Tired of your daily americano? Seoul is home to numerous cafés, and though many keep it simple with just coffee and dessert, some of them are famous for throwing some entertainment into the bargain. The conventional gossip over coffee no longer serves as the reason for going to a café, as these cafés do not just sell beverage. Depending on one’s preference, one might try on a dress for an once-in-a-lifetime photoshoot, while the adrenaline junkie may seek thrill by attempting to escape from an escape room café. At the same time as these cafés have solidified their popularity as a means of relieving stress, other unique entertainment spaces are also flourishing rapidly. Why are these uniquely themed cafés gaining such popularity? The Ewha Voice visited a number of these cafés to explore this growing trend in more depth.
Dressing up to make your day special
Playing dress-up is not only for children anymore. Princess Diary is a dress café near the main gate of Ewha. Visitors come to rent costumes and take photos in the cafés various decorated rooms. Customers get to choose from a wide variety of wedding dresses, evening gowns and traditional hanbok. Visitors come with friends or with significant others for a memorable date. Ewha Voice visited Princess Diary to take a closer look.
In the entrance of the café, a couple wearing wedding attire is cheerfully playing the piano. The whole café has a cozy atmosphere with multiple rooms and dainty tables where visitors can casually drink. At one side of the café, there are racks of long white wedding dresses, tuxedos and prom dresses, as well as a drawer full of accessories like gloves and ribbons. Some visitors are looking through the dresses or seeking a server’s help for their fitting. Many visitors, especially foreign tourists, are attracted to the traditional hanboks.
Some visitors shared that they visited the café because they wanted to wear evening gowns, which they never had the opportunity to try on before.
“In Korea, as a student, there are not many occasions in which you can wear these types of dresses,” said Lee Ji-yeon, a university student who visited with her friends. “That is why I wanted to come here with my friends: to share this new experience and have a good time.”
The whole café aims to accommodate taking photos. In a corner, a background with a wooden door, dresser, a tiger rug and round kisaeng hats decorated the traditional Korean set.
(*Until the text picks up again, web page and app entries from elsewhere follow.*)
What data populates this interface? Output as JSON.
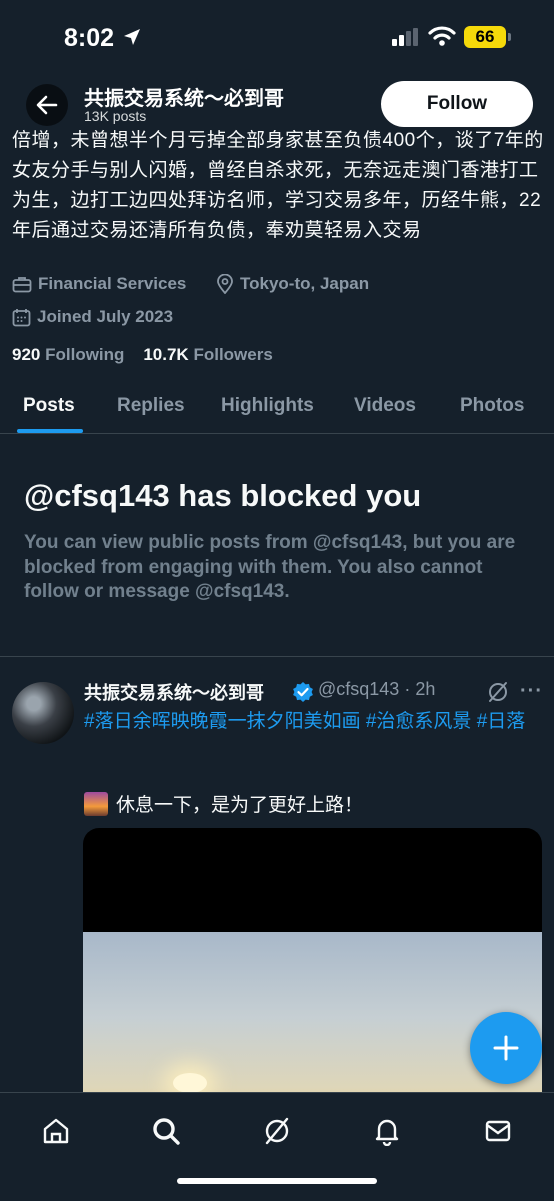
{
  "status_bar": {
    "time": "8:02",
    "battery": "66"
  },
  "header": {
    "name": "共振交易系统～必到哥",
    "posts": "13K posts",
    "follow_label": "Follow"
  },
  "bio": "倍增，未曾想半个月亏掉全部身家甚至负债400个，谈了7年的女友分手与别人闪婚，曾经自杀求死，无奈远走澳门香港打工为生，边打工边四处拜访名师，学习交易多年，历经牛熊，22年后通过交易还清所有负债，奉劝莫轻易入交易",
  "profile_meta": {
    "category": "Financial Services",
    "location": "Tokyo-to, Japan",
    "joined": "Joined July 2023"
  },
  "stats": {
    "following_count": "920",
    "following_label": "Following",
    "followers_count": "10.7K",
    "followers_label": "Followers"
  },
  "tabs": [
    {
      "label": "Posts",
      "active": true
    },
    {
      "label": "Replies"
    },
    {
      "label": "Highlights"
    },
    {
      "label": "Videos"
    },
    {
      "label": "Photos"
    }
  ],
  "blocked": {
    "title": "@cfsq143 has blocked you",
    "message": "You can view public posts from @cfsq143, but you are blocked from engaging with them. You also cannot follow or message @cfsq143."
  },
  "post": {
    "author": "共振交易系统～必到哥",
    "handle_time": "@cfsq143 · 2h",
    "hashtags": "#落日余晖映晚霞一抹夕阳美如画 #治愈系风景 #日落",
    "text": "休息一下，是为了更好上路！"
  },
  "colors": {
    "background": "#15202b",
    "accent": "#1d9bf0",
    "muted": "#8b98a5"
  },
  "icons": [
    "location-arrow-icon",
    "signal-icon",
    "wifi-icon",
    "back-arrow-icon",
    "briefcase-icon",
    "location-pin-icon",
    "calendar-icon",
    "verified-badge-icon",
    "grok-icon",
    "more-icon",
    "plus-icon",
    "home-icon",
    "search-icon",
    "bell-icon",
    "mail-icon"
  ]
}
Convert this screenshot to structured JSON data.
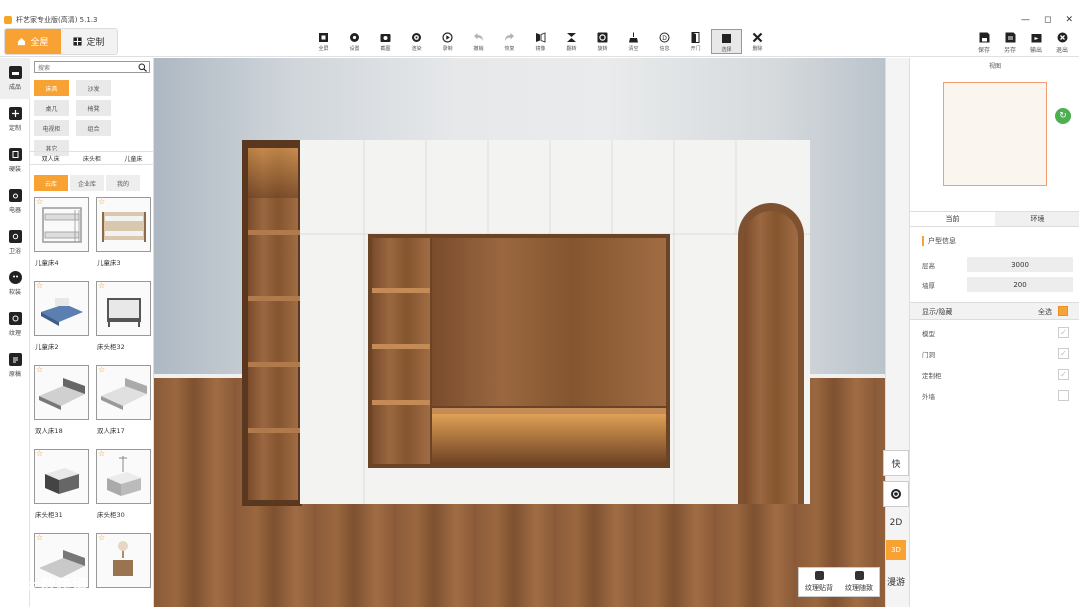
{
  "window": {
    "title": "杆艺家专业版(高清) 5.1.3",
    "controls": [
      "—",
      "◻",
      "✕"
    ]
  },
  "modes": [
    {
      "label": "全屋",
      "active": true
    },
    {
      "label": "定制",
      "active": false
    }
  ],
  "tools": [
    {
      "label": "全屏",
      "icon": "fullscreen-icon"
    },
    {
      "label": "设置",
      "icon": "settings-icon"
    },
    {
      "label": "截图",
      "icon": "camera-icon"
    },
    {
      "label": "渲染",
      "icon": "render-icon"
    },
    {
      "label": "录制",
      "icon": "record-icon"
    },
    {
      "label": "撤销",
      "icon": "undo-icon"
    },
    {
      "label": "恢复",
      "icon": "redo-icon"
    },
    {
      "label": "镜像",
      "icon": "mirror-icon"
    },
    {
      "label": "翻转",
      "icon": "flip-icon"
    },
    {
      "label": "旋转",
      "icon": "rotate-icon"
    },
    {
      "label": "清空",
      "icon": "clear-icon"
    },
    {
      "label": "信息",
      "icon": "info-icon"
    },
    {
      "label": "开门",
      "icon": "door-icon"
    },
    {
      "label": "选择",
      "icon": "select-icon"
    },
    {
      "label": "删除",
      "icon": "delete-icon"
    }
  ],
  "right_tools": [
    {
      "label": "保存",
      "icon": "save-icon"
    },
    {
      "label": "另存",
      "icon": "save-as-icon"
    },
    {
      "label": "输出",
      "icon": "export-icon"
    },
    {
      "label": "退出",
      "icon": "exit-icon"
    }
  ],
  "sidebar": [
    {
      "label": "成品",
      "icon": "sofa-icon",
      "active": true
    },
    {
      "label": "定制",
      "icon": "custom-icon"
    },
    {
      "label": "硬装",
      "icon": "hardware-icon"
    },
    {
      "label": "电器",
      "icon": "appliance-icon"
    },
    {
      "label": "卫浴",
      "icon": "bath-icon"
    },
    {
      "label": "软装",
      "icon": "decor-icon"
    },
    {
      "label": "纹理",
      "icon": "texture-icon"
    },
    {
      "label": "原稿",
      "icon": "draft-icon"
    }
  ],
  "library": {
    "search_placeholder": "搜索",
    "categories": [
      {
        "label": "床具",
        "active": true
      },
      {
        "label": "沙发"
      },
      {
        "label": "桌几"
      },
      {
        "label": "椅凳"
      },
      {
        "label": "电视柜"
      },
      {
        "label": "组合"
      },
      {
        "label": "其它"
      }
    ],
    "subcategories": [
      "双人床",
      "床头柜",
      "儿童床"
    ],
    "sources": [
      {
        "label": "云库",
        "active": true
      },
      {
        "label": "企业库"
      },
      {
        "label": "我的"
      }
    ],
    "items": [
      {
        "name": "儿童床4"
      },
      {
        "name": "儿童床3"
      },
      {
        "name": "儿童床2"
      },
      {
        "name": "床头柜32"
      },
      {
        "name": "双人床18"
      },
      {
        "name": "双人床17"
      },
      {
        "name": "床头柜31"
      },
      {
        "name": "床头柜30"
      },
      {
        "name": ""
      },
      {
        "name": ""
      }
    ]
  },
  "viewport": {
    "buttons": [
      {
        "label": "快",
        "icon": "quick-icon"
      },
      {
        "label": "",
        "icon": "reset-view-icon"
      },
      {
        "label": "2D"
      },
      {
        "label": "3D",
        "active": true
      },
      {
        "label": "漫游"
      }
    ],
    "texture_buttons": [
      "纹理贴背",
      "纹理随致"
    ]
  },
  "right_panel": {
    "view_label": "视图",
    "tabs": [
      {
        "label": "当前",
        "active": true
      },
      {
        "label": "环境"
      }
    ],
    "section_title": "户型信息",
    "props": [
      {
        "label": "层高",
        "value": "3000"
      },
      {
        "label": "墙厚",
        "value": "200"
      }
    ],
    "display_title": "显示/隐藏",
    "select_all": "全选",
    "toggles": [
      {
        "label": "模型",
        "checked": true
      },
      {
        "label": "门洞",
        "checked": true
      },
      {
        "label": "定制柜",
        "checked": true
      },
      {
        "label": "外墙",
        "checked": false
      }
    ]
  },
  "watermark": "大数跨境",
  "colors": {
    "accent": "#f7a233",
    "wood": "#8b5a36",
    "cabinet_white": "#f4f4f2"
  }
}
A photo montage on the wall, showing families, friends, and couples who had made good memories there encouraged visitors to do the same.
“You know the saying, ‘only photos remain,’” remarked the manager. “That’s why people come to this place to make and capture this unique experience.”